▶ [ACTION ITEM]:
Could you return the whole listing exactly?

▶ [RECORDS]:
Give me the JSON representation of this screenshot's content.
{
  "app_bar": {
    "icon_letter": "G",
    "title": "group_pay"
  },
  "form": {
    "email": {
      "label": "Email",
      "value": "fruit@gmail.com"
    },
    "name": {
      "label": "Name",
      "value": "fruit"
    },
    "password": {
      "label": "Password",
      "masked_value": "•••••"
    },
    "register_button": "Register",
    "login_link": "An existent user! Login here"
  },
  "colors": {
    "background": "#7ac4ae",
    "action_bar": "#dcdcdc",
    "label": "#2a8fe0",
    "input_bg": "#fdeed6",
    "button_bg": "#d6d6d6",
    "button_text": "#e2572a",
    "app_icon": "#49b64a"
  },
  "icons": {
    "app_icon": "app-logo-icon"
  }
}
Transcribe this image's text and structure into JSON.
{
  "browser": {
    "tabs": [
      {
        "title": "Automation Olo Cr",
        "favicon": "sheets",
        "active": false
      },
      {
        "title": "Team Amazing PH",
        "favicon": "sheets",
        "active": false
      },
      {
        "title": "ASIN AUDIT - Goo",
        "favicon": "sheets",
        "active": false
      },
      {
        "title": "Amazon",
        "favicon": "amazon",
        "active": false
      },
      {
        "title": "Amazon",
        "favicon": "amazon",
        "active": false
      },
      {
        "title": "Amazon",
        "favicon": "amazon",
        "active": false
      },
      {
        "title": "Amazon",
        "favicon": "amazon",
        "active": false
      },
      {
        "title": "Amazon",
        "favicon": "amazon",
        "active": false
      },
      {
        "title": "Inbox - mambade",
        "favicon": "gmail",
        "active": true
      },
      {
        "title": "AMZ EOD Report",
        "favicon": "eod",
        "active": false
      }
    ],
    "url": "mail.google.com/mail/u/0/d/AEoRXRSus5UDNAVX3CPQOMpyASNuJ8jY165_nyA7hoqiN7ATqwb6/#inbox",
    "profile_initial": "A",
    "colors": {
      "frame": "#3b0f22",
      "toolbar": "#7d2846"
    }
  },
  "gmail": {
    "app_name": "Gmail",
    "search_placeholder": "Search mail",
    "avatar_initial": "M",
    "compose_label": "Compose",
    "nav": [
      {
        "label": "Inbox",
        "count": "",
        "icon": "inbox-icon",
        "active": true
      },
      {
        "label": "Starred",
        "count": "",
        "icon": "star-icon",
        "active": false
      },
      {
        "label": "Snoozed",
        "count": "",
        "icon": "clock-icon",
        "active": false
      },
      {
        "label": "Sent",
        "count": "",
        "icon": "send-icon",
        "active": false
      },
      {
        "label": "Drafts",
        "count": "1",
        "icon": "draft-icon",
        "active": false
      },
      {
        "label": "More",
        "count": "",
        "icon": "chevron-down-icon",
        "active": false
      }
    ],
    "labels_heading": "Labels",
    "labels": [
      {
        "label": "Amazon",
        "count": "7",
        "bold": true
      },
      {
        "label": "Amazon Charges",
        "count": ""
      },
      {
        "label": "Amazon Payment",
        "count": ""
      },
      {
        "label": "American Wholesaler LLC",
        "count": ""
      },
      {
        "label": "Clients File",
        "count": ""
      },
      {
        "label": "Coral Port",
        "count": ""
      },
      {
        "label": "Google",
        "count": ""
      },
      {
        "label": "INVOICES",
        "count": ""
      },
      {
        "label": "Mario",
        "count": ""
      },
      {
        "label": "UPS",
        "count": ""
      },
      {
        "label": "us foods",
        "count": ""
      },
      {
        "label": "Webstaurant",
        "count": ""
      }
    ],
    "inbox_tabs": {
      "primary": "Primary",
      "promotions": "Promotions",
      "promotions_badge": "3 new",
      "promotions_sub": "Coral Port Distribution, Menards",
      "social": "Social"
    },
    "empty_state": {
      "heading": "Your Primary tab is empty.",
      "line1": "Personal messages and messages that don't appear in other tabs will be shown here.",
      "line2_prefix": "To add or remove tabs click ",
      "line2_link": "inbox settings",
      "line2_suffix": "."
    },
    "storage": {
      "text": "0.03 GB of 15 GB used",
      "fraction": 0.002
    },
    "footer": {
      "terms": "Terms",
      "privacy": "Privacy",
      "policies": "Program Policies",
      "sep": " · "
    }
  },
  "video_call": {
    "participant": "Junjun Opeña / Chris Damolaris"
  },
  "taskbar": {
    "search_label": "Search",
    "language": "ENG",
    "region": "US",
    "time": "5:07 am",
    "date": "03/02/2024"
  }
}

▶ [ANSWER TO THIS PROBLEM]:
Give me the JSON representation of this screenshot's content.
{
  "app_bar": {
    "icon_letter": "G",
    "title": "group_pay"
  },
  "form": {
    "email": {
      "label": "Email",
      "value": "fruit@gmail.com"
    },
    "name": {
      "label": "Name",
      "value": "fruit"
    },
    "password": {
      "label": "Password",
      "masked_value": "•••••"
    },
    "register_button": "Register",
    "login_link": "An existent user! Login here"
  },
  "colors": {
    "background": "#7ac4ae",
    "action_bar": "#dcdcdc",
    "label": "#2a8fe0",
    "input_bg": "#fdeed6",
    "button_bg": "#d6d6d6",
    "button_text": "#e2572a",
    "app_icon": "#49b64a"
  },
  "icons": {
    "app_icon": "app-logo-icon"
  }
}
Transcribe this image's text and structure into JSON.
{
  "browser": {
    "tabs": [
      {
        "title": "Automation Olo Cr",
        "favicon": "sheets",
        "active": false
      },
      {
        "title": "Team Amazing PH",
        "favicon": "sheets",
        "active": false
      },
      {
        "title": "ASIN AUDIT - Goo",
        "favicon": "sheets",
        "active": false
      },
      {
        "title": "Amazon",
        "favicon": "amazon",
        "active": false
      },
      {
        "title": "Amazon",
        "favicon": "amazon",
        "active": false
      },
      {
        "title": "Amazon",
        "favicon": "amazon",
        "active": false
      },
      {
        "title": "Amazon",
        "favicon": "amazon",
        "active": false
      },
      {
        "title": "Amazon",
        "favicon": "amazon",
        "active": false
      },
      {
        "title": "Inbox - mambade",
        "favicon": "gmail",
        "active": true
      },
      {
        "title": "AMZ EOD Report",
        "favicon": "eod",
        "active": false
      }
    ],
    "url": "mail.google.com/mail/u/0/d/AEoRXRSus5UDNAVX3CPQOMpyASNuJ8jY165_nyA7hoqiN7ATqwb6/#inbox",
    "profile_initial": "A",
    "colors": {
      "frame": "#3b0f22",
      "toolbar": "#7d2846"
    }
  },
  "gmail": {
    "app_name": "Gmail",
    "search_placeholder": "Search mail",
    "avatar_initial": "M",
    "compose_label": "Compose",
    "nav": [
      {
        "label": "Inbox",
        "count": "",
        "icon": "inbox-icon",
        "active": true
      },
      {
        "label": "Starred",
        "count": "",
        "icon": "star-icon",
        "active": false
      },
      {
        "label": "Snoozed",
        "count": "",
        "icon": "clock-icon",
        "active": false
      },
      {
        "label": "Sent",
        "count": "",
        "icon": "send-icon",
        "active": false
      },
      {
        "label": "Drafts",
        "count": "1",
        "icon": "draft-icon",
        "active": false
      },
      {
        "label": "More",
        "count": "",
        "icon": "chevron-down-icon",
        "active": false
      }
    ],
    "labels_heading": "Labels",
    "labels": [
      {
        "label": "Amazon",
        "count": "7",
        "bold": true
      },
      {
        "label": "Amazon Charges",
        "count": ""
      },
      {
        "label": "Amazon Payment",
        "count": ""
      },
      {
        "label": "American Wholesaler LLC",
        "count": ""
      },
      {
        "label": "Clients File",
        "count": ""
      },
      {
        "label": "Coral Port",
        "count": ""
      },
      {
        "label": "Google",
        "count": ""
      },
      {
        "label": "INVOICES",
        "count": ""
      },
      {
        "label": "Mario",
        "count": ""
      },
      {
        "label": "UPS",
        "count": ""
      },
      {
        "label": "us foods",
        "count": ""
      },
      {
        "label": "Webstaurant",
        "count": ""
      }
    ],
    "inbox_tabs": {
      "primary": "Primary",
      "promotions": "Promotions",
      "promotions_badge": "3 new",
      "promotions_sub": "Coral Port Distribution, Menards",
      "social": "Social"
    },
    "empty_state": {
      "heading": "Your Primary tab is empty.",
      "line1": "Personal messages and messages that don't appear in other tabs will be shown here.",
      "line2_prefix": "To add or remove tabs click ",
      "line2_link": "inbox settings",
      "line2_suffix": "."
    },
    "storage": {
      "text": "0.03 GB of 15 GB used",
      "fraction": 0.002
    },
    "footer": {
      "terms": "Terms",
      "privacy": "Privacy",
      "policies": "Program Policies",
      "sep": " · "
    }
  },
  "video_call": {
    "participant": "Junjun Opeña / Chris Damolaris"
  },
  "taskbar": {
    "search_label": "Search",
    "language": "ENG",
    "region": "US",
    "time": "5:07 am",
    "date": "03/02/2024"
  }
}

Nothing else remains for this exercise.